The financial watchdog proposes help for car finance and pay day loan customers
People struggling to keep up with car loan payments will get a three-month payment holiday under new proposals announced by the Financial Conduct Authority (FCA).
It forms part of a new package of measures to help support customers amid the coronavirus pandemic.
Customers using payday loans will be granted a one-month repayment freeze as part of the measures.
The financial watchdog is also calling on rent-to-own, buy-now-pay-later and pawnbroking loan firms to grant customers a three-month payment holiday as well.
The FCA will consult with financial companies and expects to finalise its plans by 24 April.
Christopher Woolard, interim chief executive at the FCA, says: "If a payment freeze isn’t in the customer’s interests, firms should offer an alternative solution, potentially including the waiving of interest and charges or rescheduling the term of the loan."
Supporting struggling customers
Customers who are experiencing financial difficulties due to coronavirus would not have their cars repossessed or loan agreements ended under the FCA’s proposals.
Experts advise that customers should speak to their provider and calculate the financial implications of a payment holiday.
Nick Hill, money expert at the Money and Pensions Service says: “When these measures come into place, it’s really important that people check what help their lenders can offer, and consider what the longer term implications are for the amount they owe before making any rushed decisions.
“Anyone who is worried about running into debt problems should get free debt advice, and can do this by using the debt advice locator tool on the Money Advice Service website.”
Some industry bodies argue that government support will be needed to bring in the FCA’s proposals.

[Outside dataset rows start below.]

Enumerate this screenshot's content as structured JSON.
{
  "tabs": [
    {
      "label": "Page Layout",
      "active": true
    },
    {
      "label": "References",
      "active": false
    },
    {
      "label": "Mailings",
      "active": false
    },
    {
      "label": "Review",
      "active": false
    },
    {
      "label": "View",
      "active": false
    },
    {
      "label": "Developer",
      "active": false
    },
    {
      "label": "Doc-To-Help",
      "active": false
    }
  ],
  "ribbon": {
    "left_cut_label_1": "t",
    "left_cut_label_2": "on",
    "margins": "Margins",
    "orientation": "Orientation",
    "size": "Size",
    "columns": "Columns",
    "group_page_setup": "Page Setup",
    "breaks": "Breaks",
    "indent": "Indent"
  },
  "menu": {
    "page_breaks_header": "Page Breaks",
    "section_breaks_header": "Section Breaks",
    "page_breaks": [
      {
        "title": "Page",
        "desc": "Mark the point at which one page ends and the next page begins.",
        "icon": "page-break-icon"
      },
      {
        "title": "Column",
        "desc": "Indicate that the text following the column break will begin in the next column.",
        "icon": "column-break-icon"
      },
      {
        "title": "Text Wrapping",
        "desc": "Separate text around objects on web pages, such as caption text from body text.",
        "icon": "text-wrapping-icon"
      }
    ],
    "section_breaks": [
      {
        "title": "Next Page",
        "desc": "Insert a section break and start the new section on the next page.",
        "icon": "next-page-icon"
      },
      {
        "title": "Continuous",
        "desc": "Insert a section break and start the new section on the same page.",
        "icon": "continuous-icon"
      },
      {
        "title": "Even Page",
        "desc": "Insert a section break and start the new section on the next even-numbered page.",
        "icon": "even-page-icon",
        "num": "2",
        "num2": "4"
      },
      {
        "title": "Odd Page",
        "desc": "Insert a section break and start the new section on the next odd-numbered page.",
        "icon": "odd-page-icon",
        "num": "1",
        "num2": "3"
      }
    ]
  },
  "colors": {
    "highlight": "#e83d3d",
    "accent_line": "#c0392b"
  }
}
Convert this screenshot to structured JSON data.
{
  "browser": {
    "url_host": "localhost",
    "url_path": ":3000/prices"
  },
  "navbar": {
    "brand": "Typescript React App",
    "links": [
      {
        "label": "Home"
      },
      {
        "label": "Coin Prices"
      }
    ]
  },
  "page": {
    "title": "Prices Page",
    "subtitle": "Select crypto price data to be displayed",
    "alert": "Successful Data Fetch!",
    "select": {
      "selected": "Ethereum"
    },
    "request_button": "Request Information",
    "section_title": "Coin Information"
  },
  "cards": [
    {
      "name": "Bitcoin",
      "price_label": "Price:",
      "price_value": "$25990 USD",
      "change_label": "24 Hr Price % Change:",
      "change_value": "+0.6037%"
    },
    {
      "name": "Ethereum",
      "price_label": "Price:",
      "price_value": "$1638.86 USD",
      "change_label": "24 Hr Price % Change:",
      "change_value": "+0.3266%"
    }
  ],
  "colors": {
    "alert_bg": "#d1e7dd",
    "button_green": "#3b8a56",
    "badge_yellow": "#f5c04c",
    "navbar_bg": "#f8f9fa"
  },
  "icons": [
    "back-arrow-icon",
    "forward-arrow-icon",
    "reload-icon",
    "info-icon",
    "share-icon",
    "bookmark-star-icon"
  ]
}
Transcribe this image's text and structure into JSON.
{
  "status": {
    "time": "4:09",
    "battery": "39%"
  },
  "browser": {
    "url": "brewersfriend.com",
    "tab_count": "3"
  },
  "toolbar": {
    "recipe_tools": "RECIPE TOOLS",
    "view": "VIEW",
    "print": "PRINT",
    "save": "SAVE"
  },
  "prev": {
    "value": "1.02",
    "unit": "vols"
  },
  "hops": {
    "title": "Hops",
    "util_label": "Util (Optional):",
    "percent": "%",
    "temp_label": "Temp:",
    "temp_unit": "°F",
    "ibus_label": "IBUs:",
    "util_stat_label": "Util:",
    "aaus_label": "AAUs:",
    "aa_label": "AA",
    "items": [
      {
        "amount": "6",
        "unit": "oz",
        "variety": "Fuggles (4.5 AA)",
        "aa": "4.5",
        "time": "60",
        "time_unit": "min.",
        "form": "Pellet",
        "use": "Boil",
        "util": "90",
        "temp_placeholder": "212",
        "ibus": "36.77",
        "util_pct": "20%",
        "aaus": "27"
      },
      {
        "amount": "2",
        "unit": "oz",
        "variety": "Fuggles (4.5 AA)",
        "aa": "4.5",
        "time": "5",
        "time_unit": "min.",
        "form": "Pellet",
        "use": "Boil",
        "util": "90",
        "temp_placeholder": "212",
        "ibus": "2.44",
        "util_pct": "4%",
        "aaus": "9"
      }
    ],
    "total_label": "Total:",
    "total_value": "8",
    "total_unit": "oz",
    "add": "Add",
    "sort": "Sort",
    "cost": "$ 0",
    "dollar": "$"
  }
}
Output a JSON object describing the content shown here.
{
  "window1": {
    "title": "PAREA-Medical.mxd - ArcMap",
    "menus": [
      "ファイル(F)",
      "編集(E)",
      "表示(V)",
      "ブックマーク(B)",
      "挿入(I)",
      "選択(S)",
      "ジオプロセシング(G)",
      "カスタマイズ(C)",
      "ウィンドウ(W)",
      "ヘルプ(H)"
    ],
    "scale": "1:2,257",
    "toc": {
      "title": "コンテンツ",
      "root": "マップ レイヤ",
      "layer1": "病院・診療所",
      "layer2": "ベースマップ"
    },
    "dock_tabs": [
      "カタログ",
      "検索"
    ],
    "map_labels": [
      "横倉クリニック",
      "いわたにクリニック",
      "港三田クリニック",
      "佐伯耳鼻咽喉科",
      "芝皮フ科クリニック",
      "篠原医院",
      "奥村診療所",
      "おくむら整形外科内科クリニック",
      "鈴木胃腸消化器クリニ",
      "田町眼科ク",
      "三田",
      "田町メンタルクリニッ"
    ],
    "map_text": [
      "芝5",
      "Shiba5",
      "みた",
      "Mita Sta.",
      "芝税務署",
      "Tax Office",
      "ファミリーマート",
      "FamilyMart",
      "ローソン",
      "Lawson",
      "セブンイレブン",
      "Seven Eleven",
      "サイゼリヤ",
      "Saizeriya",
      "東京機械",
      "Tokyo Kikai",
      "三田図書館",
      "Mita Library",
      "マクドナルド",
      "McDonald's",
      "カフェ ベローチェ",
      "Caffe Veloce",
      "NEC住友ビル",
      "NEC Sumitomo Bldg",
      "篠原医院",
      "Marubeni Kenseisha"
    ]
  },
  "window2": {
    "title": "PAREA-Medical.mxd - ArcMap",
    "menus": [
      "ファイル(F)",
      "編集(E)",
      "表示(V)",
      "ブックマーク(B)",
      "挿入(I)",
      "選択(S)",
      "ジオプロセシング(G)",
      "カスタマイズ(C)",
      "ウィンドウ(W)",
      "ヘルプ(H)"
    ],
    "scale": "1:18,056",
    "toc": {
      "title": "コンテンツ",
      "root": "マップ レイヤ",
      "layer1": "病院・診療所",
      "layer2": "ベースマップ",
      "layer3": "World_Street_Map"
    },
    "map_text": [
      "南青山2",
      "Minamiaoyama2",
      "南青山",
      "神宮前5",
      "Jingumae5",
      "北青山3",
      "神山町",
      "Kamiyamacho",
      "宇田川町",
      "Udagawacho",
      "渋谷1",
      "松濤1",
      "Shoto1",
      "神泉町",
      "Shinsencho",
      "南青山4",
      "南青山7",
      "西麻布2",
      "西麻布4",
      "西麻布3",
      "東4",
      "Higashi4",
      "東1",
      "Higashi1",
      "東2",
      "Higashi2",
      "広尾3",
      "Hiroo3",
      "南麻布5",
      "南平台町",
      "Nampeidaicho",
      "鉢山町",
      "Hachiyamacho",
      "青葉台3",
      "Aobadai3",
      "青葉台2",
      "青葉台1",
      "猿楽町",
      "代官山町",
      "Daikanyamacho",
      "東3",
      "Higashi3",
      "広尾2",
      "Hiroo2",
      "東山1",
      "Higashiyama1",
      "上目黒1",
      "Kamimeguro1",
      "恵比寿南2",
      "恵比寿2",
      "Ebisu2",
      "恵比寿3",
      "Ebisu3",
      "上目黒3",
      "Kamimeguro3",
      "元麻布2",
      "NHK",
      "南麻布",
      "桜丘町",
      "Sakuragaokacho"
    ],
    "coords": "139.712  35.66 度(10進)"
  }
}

Adrian Dally, head of motor finance at the Finance & Leasing Association, says: “To enable this level of support to be maintained for customers, the industry will need some help from government, and those discussions need to begin in earnest, with decisions reached rapidly.”